I spend a lot of time telling you guys about my financial mistakes and what I’ve learned from them. Fortunately, most of my horrible experiences are in the past (except for my crappy credit score), so it’s easy to look at them objectively. But I’m realizing that your financial past can still come back to haunt you, even when you’ve worked hard to make better choices.
Here’s What Happened
A reader sent me a link to a Youtube video about Montessori schools, letting me know how much the philosophy helped her son, who has Asperger’s (like Jayden). I had a basic understanding of Montessori, but had never really looked into it – I always thought it was a preschool program and nothing more.
So I’m watching the video and Jayden comes into the room. At the end, he asks, “Are there really schools like that?” I told him yes. “Are they just for little kids?” So we googled a little bit and found a brand new Montessori high school on the other side of the state that I didn’t know existed.
Yesterday Jay came home from school talking 200 miles an hour about Montessori. (Apparently he looked it up in class since he’s grounded from the computer here at home.) How it seems perfect for kids who, like him, need hands-on experiences to learn. How he wouldn’t have to struggle with so much book work that seems pointless to him, and he could focus on his interests. I’ll admit – I was kind of tuning him out because I’m so used to his monologues on different topics.
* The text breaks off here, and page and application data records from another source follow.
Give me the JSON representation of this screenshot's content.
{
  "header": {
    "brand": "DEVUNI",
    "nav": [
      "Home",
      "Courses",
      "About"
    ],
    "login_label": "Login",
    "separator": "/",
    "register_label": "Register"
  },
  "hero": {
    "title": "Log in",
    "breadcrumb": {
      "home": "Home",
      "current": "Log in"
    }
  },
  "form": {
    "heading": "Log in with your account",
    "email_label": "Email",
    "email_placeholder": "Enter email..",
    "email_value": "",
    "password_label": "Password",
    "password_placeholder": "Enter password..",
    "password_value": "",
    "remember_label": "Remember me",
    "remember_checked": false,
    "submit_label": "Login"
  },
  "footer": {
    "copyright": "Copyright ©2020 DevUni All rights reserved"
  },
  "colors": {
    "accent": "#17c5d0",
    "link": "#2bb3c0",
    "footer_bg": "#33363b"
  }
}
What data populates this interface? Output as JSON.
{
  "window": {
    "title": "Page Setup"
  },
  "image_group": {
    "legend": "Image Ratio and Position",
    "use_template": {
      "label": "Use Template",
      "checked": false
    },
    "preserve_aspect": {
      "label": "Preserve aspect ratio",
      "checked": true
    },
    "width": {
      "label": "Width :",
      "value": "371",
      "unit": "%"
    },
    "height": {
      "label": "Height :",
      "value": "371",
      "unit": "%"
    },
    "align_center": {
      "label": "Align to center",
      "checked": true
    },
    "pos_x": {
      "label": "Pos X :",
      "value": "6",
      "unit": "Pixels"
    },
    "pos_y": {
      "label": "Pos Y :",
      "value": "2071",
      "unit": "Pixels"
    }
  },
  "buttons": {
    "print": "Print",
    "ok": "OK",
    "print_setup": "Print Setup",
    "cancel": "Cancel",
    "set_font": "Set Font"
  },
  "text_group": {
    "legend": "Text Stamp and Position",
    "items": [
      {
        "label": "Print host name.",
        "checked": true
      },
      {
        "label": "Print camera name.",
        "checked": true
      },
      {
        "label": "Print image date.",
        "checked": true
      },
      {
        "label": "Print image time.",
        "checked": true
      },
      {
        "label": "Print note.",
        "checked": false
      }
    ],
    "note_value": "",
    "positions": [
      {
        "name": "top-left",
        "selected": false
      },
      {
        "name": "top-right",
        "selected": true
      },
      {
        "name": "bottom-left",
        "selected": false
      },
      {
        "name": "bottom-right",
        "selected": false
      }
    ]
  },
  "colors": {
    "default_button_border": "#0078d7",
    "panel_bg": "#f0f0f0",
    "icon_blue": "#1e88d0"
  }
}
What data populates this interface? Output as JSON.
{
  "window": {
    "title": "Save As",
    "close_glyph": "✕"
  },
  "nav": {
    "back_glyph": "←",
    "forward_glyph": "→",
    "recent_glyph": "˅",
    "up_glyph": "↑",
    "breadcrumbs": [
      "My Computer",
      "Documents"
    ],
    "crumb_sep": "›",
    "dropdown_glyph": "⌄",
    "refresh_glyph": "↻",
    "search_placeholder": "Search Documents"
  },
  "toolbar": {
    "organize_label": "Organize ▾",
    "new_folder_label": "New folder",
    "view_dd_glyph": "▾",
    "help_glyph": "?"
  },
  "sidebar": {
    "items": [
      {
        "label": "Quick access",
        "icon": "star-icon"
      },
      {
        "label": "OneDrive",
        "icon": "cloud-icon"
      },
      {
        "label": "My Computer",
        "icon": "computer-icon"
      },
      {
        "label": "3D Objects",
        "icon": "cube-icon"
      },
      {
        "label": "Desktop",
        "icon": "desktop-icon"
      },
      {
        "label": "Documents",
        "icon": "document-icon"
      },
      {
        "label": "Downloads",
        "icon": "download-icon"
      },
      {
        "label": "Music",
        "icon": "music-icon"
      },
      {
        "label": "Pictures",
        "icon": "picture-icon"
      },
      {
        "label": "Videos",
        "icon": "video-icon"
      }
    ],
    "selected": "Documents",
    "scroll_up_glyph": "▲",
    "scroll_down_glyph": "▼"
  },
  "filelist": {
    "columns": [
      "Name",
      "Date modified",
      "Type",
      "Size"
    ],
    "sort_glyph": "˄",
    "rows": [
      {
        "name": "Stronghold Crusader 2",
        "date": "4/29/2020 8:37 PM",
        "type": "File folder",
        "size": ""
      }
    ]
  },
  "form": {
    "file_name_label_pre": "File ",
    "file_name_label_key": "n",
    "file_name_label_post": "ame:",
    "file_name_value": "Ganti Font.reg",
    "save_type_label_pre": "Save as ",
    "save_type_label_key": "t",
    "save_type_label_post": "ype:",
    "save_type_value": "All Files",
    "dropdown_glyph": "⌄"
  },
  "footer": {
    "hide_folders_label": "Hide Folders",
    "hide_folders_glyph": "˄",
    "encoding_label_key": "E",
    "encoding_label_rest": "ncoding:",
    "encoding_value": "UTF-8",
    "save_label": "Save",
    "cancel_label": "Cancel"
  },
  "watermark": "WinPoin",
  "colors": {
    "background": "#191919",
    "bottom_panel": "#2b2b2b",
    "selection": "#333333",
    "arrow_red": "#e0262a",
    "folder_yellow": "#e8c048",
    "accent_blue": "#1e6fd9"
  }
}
Then he dropped a bomb. “If I could go to that kind of school, I think I wouldn’t feel as hopeless about my life. Maybe I could do well in school and have a career someday. I think we should move so I can go to that high school we saw online.”
First, let me say how shocking it is for an autistic child to even think about moving. Our life centers around sameness and routine – something as trivial as the wrong peanut butter to jelly ratio on a sandwich can ruin the whole day. Any time I’ve mentioned moving or even traveling, Jay had a complete nervous breakdown. For him to suggest moving across the state, away from all his family, I know how much hope he has pinned on Montessori and how miserable he really is at school.
That said, moving across the state would be ridiculously expensive. The cost of living in a large city versus my tiny rural town would be astronomical. And there’s the little problem of tuition – the Montessori school is private, and tuition is $8000 a year. Even if I returned to my former career full-time, there’s NO WAY I could afford all those extra costs on my own.
Mom, Torn in Two
A Montessori school seems like the perfect answer to all the struggles we’ve been dealing with for years. From what I’ve seen, it has the potential to undo all the years of negative school experiences that have caused my son to despise education with every ounce of his being. Public schools are simply not designed for kids who can’t learn by sitting at a desk pushing a pencil.
I never thought I would be in a position where my child needed something and I couldn’t provide it. Since he was born, he has always been my first priority. Even when my spending was out of control, I didn’t buy anything unless I knew he was taken care of first.
I think all mothers deal with guilt where their children are concerned – there are always could haves and what ifs to torture us and keep us awake at night. However, I can’t even express how guilty I feel right now. This is not some random thing that’s out of my control – this is something that could have been prevented.
If only I had gone into a higher-paying career field. If only I hadn’t taken out so many student loans. If only I hadn’t switched jobs last summer, leading to chaos and eventual self-employment. If only I was debt-free and able to fathom the idea of $800 per month for my child to go to an amazing school. I could go on for days (and probably will, inside my head where you guys don’t have to follow along).
Where This Leaves Me
For now, I’ve been spared the agony of crushing Jayden’s soul – we just missed the application deadline for next school year, so the earliest we could even talk about the Montessori high school is next winter. But I don’t see any way that things will change between now and then.
I am absolutely sick when I think of all the money I’ve wasted in the 13 years since Jayden was born. The total probably could have paid 4 years of private school tuition for two kids. Now, because I took so long to get my spending under control, I will never find out if Montessori is the right place for him.
Instead, I have to send him to the public high school in less than 6 months, where he will continue to be depressed, socially isolated, and frustrated by a system that doesn’t address his educational needs. And I feel like I’m throwing him to the wolves. “Sorry, kid, I can’t afford to give you the things you need and deserve. I know the other school could help you become successful, but I don’t have the money. You’ll just have to deal with it.”
Please, Learn From My Failure
You may not have kids, or if you do, your kids may not have special needs. But that doesn’t mean that another person may not depend on you someday. Don’t waste another minute saying, “I can always save money later,” or “I have plenty of time to get my finances straightened out.”
In late 2010 when I realized I needed to get my act together, I patted myself on the back for coming to my senses before my son was old enough to need my help. At the time, I was thinking about cars and college expenses. It never occurred to me that my epiphany had happened too late, and that a situation might arise where he needed something I simply could not provide.
No one has a crystal ball. We don’t know what’s happening tomorrow. But if you prepare for it in advance, tomorrow doesn’t have to feel hopeless. You will NEVER regret making good choices, but (as I’m learning) the wrong choices can impact your life even when you think you’ve recovered from them.